For over a decade, Beware Reef Marine Sanctuary has experienced overgrazing by the overabundant long-spined sea urchin. Warming waters and a strengthening East Australian Current have extended their historical range from New South Wales into eastern Victoria and Tasmania.

The urchins that are present across the region eat large numbers of canopy forming brown kelp on reefs. This creates extensive barrens with nothing but bare rock, supporting far less plant and animal life.

Since March 2019, over 100,000 long-spined urchins have been removed from the sanctuary to protect this unique reef and the species that call it home. Expert contractors cull the urchins using specially designed hand-tools. This ensures quick, humane and effective removal. Marine vegetation, like kelp forests, can then re-grow. This provides habitat for the more than 350 species of plants and animals that live on Beware Reef.

In April 2021, Parks Victoria dive crews returned to the sanctuary. They re-visited sites where long-spined sea urchins were removed over the past two years. Preliminary survey results indicate very few urchins present at treated sites with promising kelp forest regrowth in these areas.

“It was fantastic to see the return of these important kelp forests and the large number of “kelp babies” when we returned to the reef to check on areas where urchins have been removed”
Mike Irvine, Ranger Team Leader, Parks Victoria

This project has been funded by the Victorian Government’s Biodiversity Response Planning program within the Department of Environment, Land, Water and Planning. It contributes to a statewide initiative in partnership with the University of Melbourne, Deakin University and volunteers to manage overabundant urchins in marine protected areas.
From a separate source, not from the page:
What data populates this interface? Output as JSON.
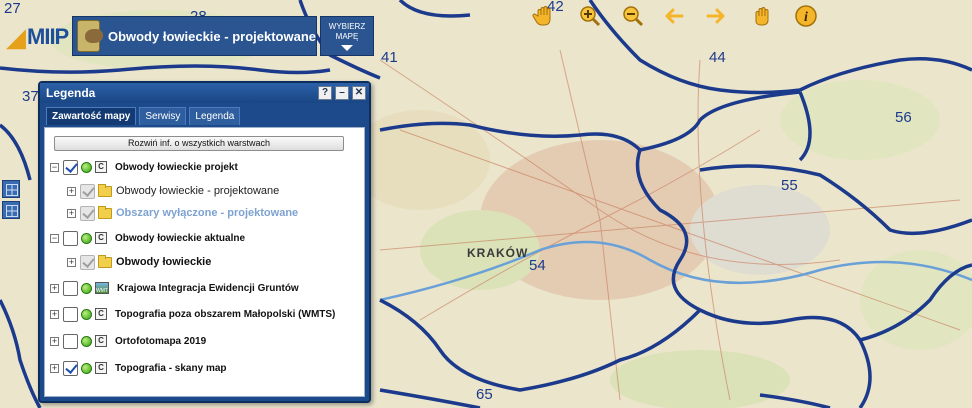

Like forests on land, kelp forests provide habitat for many marine species. These include fish and small sharks that shelter in the canopy and many invertebrates that live under the kelp. These are special places rich in biodiversity and an important marine ecosystem found across southern Australia. You can read more about the wonderful underwater worlds in Victoria in the State of the Marine and Coastal Environment 2021 Report